Are Christians in America entering a new dark age? To many, it may seem so. Certainly the forces of secularism seem to be flexing their muscles in contemporary American culture. It often feels as if traditional Christian morality is retreating in disarray on an ever increasing number of fronts.
In the wake of the 2012 presidential elections, some Evangelical leaders declared the election results a "catastrophe" and a "disaster." Followed soon after by the United States Supreme Court's dismal decisions on same-sex unions and the Boy Scouts' pathetic surrender of their founding beliefs, even more voices were raised in both the Evangelical and wider conservative Christian community, declaring defeat in the "culture wars." Many even perceived a dark, looming secular age of persecution directed against people of orthodox, historic Christian faith and witness.
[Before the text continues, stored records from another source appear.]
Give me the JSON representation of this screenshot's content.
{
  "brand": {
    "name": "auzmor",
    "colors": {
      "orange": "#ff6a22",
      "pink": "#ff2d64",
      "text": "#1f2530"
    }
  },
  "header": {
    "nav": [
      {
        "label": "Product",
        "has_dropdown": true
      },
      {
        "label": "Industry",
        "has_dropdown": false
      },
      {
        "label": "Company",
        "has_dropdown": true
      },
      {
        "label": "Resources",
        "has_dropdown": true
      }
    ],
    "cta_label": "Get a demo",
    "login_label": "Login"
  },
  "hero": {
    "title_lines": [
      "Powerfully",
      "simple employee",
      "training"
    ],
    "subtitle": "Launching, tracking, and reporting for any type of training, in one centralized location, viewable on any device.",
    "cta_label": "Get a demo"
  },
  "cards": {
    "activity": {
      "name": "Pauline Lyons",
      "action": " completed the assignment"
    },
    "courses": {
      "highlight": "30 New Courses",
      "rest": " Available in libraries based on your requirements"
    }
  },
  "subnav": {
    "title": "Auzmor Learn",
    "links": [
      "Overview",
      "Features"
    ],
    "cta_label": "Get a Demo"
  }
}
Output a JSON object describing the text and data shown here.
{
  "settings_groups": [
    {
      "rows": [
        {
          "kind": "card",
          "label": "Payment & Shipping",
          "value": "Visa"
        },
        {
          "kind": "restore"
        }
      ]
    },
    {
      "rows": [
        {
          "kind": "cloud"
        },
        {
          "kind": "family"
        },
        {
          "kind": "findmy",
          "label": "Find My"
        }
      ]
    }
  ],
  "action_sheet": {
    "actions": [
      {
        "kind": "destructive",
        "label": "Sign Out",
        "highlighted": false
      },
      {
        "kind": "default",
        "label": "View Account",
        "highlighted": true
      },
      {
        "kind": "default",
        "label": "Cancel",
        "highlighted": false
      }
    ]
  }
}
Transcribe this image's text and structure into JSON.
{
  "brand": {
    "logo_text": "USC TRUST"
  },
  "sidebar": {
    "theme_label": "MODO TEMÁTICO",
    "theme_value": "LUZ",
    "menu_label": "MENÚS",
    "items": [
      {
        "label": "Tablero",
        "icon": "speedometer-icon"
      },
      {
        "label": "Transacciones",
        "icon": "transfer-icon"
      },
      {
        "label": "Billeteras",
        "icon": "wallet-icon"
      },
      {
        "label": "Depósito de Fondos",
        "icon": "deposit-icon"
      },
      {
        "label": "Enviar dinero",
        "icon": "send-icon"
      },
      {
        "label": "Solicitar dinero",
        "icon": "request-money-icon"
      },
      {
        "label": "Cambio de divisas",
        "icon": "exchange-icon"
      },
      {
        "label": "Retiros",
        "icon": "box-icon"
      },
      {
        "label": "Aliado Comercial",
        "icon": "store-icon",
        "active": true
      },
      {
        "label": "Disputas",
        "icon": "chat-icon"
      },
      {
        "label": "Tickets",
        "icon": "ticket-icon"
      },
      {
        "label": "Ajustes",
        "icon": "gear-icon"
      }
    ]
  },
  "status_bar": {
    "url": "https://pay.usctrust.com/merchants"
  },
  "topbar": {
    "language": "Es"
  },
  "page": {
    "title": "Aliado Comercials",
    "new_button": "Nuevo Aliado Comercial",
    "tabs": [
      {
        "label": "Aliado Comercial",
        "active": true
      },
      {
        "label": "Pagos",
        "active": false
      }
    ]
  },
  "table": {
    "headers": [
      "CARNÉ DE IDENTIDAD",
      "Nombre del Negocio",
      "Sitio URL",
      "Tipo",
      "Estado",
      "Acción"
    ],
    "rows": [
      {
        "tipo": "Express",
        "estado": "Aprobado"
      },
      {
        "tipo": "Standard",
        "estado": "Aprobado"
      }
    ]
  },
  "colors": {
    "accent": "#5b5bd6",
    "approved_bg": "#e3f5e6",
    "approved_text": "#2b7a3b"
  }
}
It should be remembered that on August 28, 1963 it was not Dr. King's march, and he was not even the featured speaker, but one of many. In a few remarkable minutes, Dr. King's speech permanently changed the Civil Rights Movement and altered the course of history.
Whatever one's views on the Trayvon Martin controversy and jury verdict, two things are crystal clear. First, the racial divide in America, despite undisputed progress over the last decades, remains deep, wide, and extremely sensitive. Clearly, Americans of different ethnicities often view events through very different prisms. Second, the controversy exposes the limitations of the legal system in healing American's racial wounds. While the law can, and should, do many things, it cannot do what matters most: changing hearts and minds.
As we approach this Fourth of July, we also commemorate the 150th anniversary of the greatest blood sacrifice on the altar of freedom that ever took place on American soil, the battle of Gettysburg. For three days, July 1-3, 1863, the Army in Northern Virginia (70,000 men) and the Army of the Potomac (94,000 men) collided in a three-day struggle that haunts and captivates us to this day.
Having acknowledged that the Court is always notoriously unpredictable, I am prepared to take the plunge and make a prediction. Given Chief Justice Robert's aversion to judicial activism, shared by a crucial number of his fellow justices, I believe the Supreme Court will take the path of least judicial activism and most judicial restraint.
Just like in Roe v Wade, a case widely discredited by legal scholars as poor law and credited by conservatives as the spark that ignited Christian activism, the court has a massive challenge ahead of it – threading the needle between state's rights and the press of coastal public opinion.